Collect all lines containing the word "time" from the data.
DATA SECTION START
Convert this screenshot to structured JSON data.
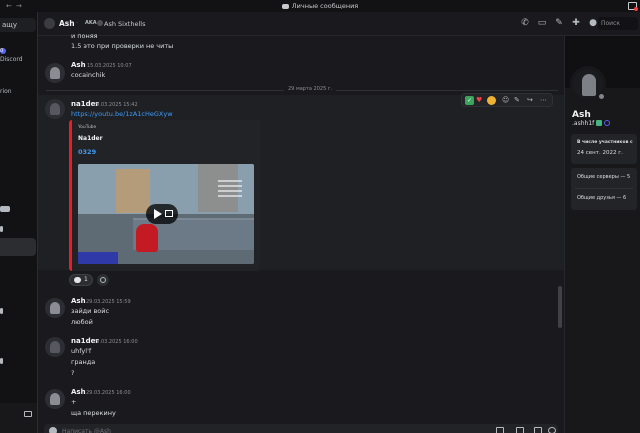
{
  "titlebar": {
    "title": "Личные сообщения",
    "back": "←",
    "forward": "→"
  },
  "sidebar": {
    "search_label": "ащу",
    "items": [
      {
        "text": "0",
        "kind": "badge"
      },
      {
        "text": "Discord",
        "kind": "text"
      },
      {
        "text": "rion",
        "kind": "text"
      }
    ]
  },
  "header": {
    "name": "Ash",
    "aka_label": "AKA",
    "aka_name": "Ash Sixthells",
    "search_placeholder": "Поиск"
  },
  "messages": {
    "top_line1": "и поняя",
    "top_line2": "1.5 это при проверки не читы",
    "m1": {
      "author": "Ash",
      "time": "15.03.2025 10:07",
      "text": "cocainchik"
    },
    "date_divider": "29 марта 2025 г.",
    "m2": {
      "author": "na1der",
      "time": "29.03.2025 15:42",
      "link": "https://youtu.be/1zA1cHeGXyw",
      "embed": {
        "provider": "YouTube",
        "author": "Na1der",
        "title": "0329"
      },
      "reaction_count": "1"
    },
    "m3": {
      "author": "Ash",
      "time": "29.03.2025 15:59",
      "line1": "зайди войс",
      "line2": "любой"
    },
    "m4": {
      "author": "na1der",
      "time": "29.03.2025 16:00",
      "line1": "uhfyl'f",
      "line2": "гранда",
      "line3": "?"
    },
    "m5": {
      "author": "Ash",
      "time": "29.03.2025 16:00",
      "line1": "+",
      "line2": "ща перекину"
    }
  },
  "composer": {
    "placeholder": "Написать @Ash"
  },
  "profile": {
    "name": "Ash",
    "username": ".ashh1f",
    "member_since_label": "В числе участников с",
    "member_since": "24 сент. 2022 г.",
    "mutual_servers": "Общие серверы — 5",
    "mutual_friends": "Общие друзья — 6"
  }
}
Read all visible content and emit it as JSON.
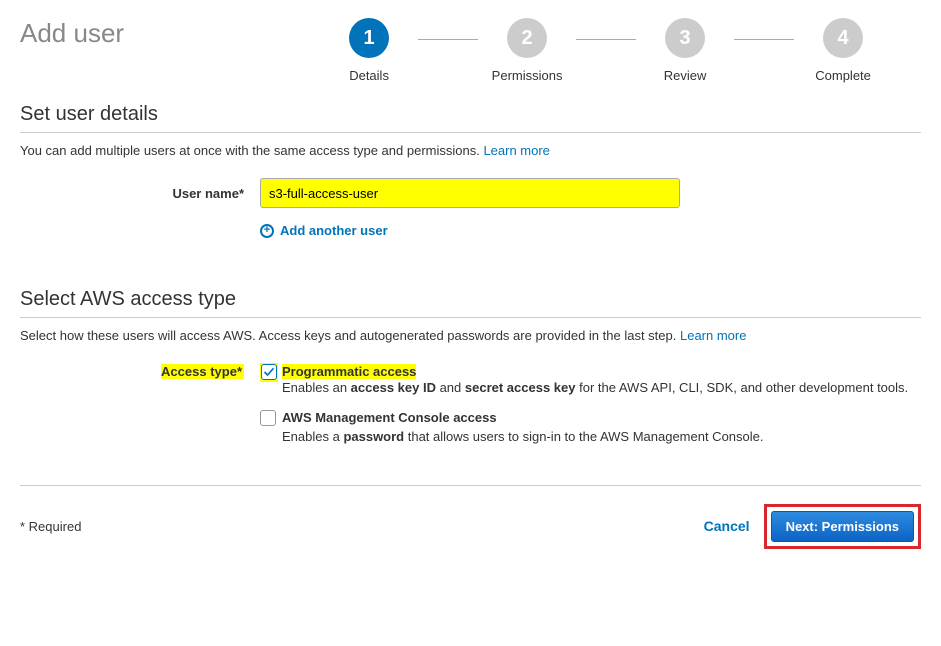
{
  "header": {
    "title": "Add user",
    "steps": [
      {
        "num": "1",
        "label": "Details",
        "active": true
      },
      {
        "num": "2",
        "label": "Permissions",
        "active": false
      },
      {
        "num": "3",
        "label": "Review",
        "active": false
      },
      {
        "num": "4",
        "label": "Complete",
        "active": false
      }
    ]
  },
  "details": {
    "section_title": "Set user details",
    "subtitle_prefix": "You can add multiple users at once with the same access type and permissions. ",
    "learn_more": "Learn more",
    "username_label": "User name",
    "username_value": "s3-full-access-user",
    "add_another": "Add another user"
  },
  "access": {
    "section_title": "Select AWS access type",
    "subtitle_prefix": "Select how these users will access AWS. Access keys and autogenerated passwords are provided in the last step. ",
    "learn_more": "Learn more",
    "access_type_label": "Access type",
    "options": [
      {
        "title": "Programmatic access",
        "checked": true,
        "desc_pre": "Enables an ",
        "desc_b1": "access key ID",
        "desc_mid": " and ",
        "desc_b2": "secret access key",
        "desc_post": " for the AWS API, CLI, SDK, and other development tools."
      },
      {
        "title": "AWS Management Console access",
        "checked": false,
        "desc_pre": "Enables a ",
        "desc_b1": "password",
        "desc_mid": "",
        "desc_b2": "",
        "desc_post": " that allows users to sign-in to the AWS Management Console."
      }
    ]
  },
  "footer": {
    "required_note": "* Required",
    "cancel": "Cancel",
    "next": "Next: Permissions"
  },
  "glyphs": {
    "required_star": "*",
    "plus": "+"
  }
}
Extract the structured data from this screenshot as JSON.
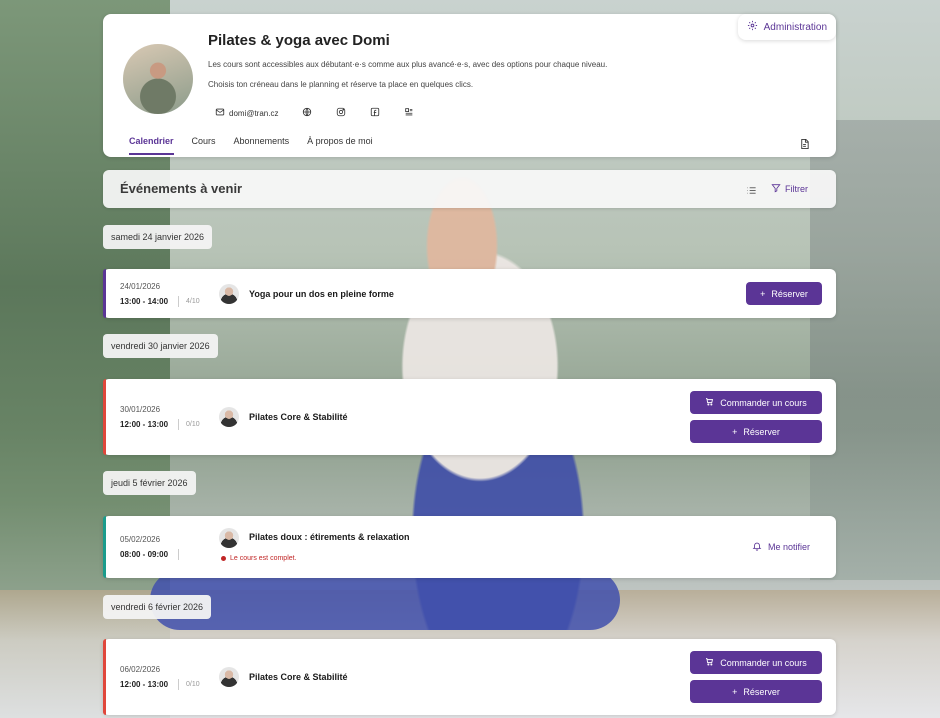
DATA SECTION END
> **OUTPUT**
      "time": "15.03.2025 10:07",
      "time": "29.03.2025 15:42",
      "time": "29.03.2025 15:59",
      "time": "29.03.2025 16:00",
      "time": "29.03.2025 16:00",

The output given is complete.